#### TASK ITEM:
After reading each line of the entries, give the number of lines that contain "name" and nothing else.

Start of Block

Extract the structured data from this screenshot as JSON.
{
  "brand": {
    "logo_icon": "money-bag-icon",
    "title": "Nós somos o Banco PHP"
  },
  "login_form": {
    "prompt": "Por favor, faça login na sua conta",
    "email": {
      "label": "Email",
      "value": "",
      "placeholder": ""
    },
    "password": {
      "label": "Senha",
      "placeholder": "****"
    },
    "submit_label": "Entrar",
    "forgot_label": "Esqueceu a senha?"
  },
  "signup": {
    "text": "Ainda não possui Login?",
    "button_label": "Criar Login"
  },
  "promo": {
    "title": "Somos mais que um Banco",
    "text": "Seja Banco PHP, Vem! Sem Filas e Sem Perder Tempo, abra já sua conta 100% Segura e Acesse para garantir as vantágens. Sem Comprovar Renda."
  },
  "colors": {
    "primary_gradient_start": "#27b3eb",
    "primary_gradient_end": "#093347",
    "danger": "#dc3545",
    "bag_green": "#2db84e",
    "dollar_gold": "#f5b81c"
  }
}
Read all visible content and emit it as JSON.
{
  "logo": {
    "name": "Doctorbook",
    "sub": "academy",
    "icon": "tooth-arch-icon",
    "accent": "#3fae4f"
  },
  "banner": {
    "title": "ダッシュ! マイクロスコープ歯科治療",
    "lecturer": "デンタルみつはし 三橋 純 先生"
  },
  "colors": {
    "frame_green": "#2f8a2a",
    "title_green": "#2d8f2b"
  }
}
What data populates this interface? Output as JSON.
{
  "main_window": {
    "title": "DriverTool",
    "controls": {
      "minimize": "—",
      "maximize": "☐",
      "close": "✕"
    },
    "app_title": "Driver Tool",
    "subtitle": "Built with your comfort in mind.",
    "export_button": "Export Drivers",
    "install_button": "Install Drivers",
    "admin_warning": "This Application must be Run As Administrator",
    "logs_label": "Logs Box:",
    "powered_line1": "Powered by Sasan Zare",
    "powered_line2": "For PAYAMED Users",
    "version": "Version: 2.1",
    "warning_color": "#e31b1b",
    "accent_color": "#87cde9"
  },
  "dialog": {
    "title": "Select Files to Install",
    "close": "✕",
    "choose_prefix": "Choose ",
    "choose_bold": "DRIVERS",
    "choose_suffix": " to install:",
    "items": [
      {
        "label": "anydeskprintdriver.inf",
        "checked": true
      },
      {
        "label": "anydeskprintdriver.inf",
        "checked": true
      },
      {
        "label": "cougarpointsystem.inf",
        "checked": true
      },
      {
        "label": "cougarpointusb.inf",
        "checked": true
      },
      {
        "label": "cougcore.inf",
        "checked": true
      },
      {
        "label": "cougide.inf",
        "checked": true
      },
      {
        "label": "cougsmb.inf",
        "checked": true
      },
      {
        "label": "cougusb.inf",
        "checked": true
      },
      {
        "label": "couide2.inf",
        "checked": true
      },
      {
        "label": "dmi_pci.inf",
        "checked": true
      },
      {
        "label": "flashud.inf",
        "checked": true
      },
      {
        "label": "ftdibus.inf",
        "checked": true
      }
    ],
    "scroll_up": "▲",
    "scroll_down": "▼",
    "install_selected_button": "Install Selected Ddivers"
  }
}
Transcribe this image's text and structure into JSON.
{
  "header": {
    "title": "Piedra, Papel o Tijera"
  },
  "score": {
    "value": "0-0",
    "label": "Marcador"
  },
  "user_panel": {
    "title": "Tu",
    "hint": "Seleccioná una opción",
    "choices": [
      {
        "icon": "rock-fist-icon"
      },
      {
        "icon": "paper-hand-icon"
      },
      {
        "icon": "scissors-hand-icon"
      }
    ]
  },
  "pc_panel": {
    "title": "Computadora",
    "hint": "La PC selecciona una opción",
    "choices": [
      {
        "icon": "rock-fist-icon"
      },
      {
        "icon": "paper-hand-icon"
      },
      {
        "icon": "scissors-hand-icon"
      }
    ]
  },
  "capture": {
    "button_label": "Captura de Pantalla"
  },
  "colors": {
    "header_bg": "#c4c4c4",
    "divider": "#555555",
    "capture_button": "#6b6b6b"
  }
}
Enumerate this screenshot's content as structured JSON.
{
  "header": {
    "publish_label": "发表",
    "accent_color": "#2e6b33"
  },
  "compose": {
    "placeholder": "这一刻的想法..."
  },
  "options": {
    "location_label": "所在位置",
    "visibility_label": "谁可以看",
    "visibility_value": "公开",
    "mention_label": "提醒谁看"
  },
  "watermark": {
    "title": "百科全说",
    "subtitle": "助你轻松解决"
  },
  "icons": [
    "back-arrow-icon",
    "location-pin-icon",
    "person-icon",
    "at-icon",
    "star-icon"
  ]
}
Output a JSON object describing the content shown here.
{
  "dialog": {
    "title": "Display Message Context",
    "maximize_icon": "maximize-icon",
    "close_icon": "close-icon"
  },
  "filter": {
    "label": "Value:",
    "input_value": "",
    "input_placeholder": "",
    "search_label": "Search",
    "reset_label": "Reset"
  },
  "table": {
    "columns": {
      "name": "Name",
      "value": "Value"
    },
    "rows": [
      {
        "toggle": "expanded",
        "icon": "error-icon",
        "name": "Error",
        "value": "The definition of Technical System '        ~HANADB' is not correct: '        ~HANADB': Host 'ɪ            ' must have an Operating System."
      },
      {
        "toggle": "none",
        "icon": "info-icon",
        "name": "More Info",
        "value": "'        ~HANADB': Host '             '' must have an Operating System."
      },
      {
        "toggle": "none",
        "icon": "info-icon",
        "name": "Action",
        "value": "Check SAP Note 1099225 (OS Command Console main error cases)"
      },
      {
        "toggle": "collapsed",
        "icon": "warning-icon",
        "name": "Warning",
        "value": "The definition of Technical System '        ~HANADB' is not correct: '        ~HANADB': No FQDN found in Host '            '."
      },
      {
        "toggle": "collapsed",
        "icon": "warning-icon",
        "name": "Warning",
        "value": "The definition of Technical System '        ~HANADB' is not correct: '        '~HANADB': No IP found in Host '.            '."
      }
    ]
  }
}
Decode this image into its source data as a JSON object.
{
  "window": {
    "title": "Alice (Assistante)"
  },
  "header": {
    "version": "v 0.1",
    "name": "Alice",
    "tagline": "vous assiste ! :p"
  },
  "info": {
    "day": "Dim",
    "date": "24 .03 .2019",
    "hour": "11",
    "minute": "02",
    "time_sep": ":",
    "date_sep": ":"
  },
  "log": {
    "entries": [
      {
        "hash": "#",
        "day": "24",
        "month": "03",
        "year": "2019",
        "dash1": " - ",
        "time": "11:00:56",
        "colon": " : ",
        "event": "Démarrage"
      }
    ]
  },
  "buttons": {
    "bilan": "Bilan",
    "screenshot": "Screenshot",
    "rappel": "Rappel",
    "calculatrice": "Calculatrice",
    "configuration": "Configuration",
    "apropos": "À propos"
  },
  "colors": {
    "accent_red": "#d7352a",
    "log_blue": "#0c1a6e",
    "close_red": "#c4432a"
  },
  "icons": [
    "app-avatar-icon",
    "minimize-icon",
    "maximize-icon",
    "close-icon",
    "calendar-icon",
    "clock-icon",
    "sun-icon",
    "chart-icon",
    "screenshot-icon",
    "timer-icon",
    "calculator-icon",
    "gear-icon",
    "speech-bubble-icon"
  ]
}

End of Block

#### ANSWER:
8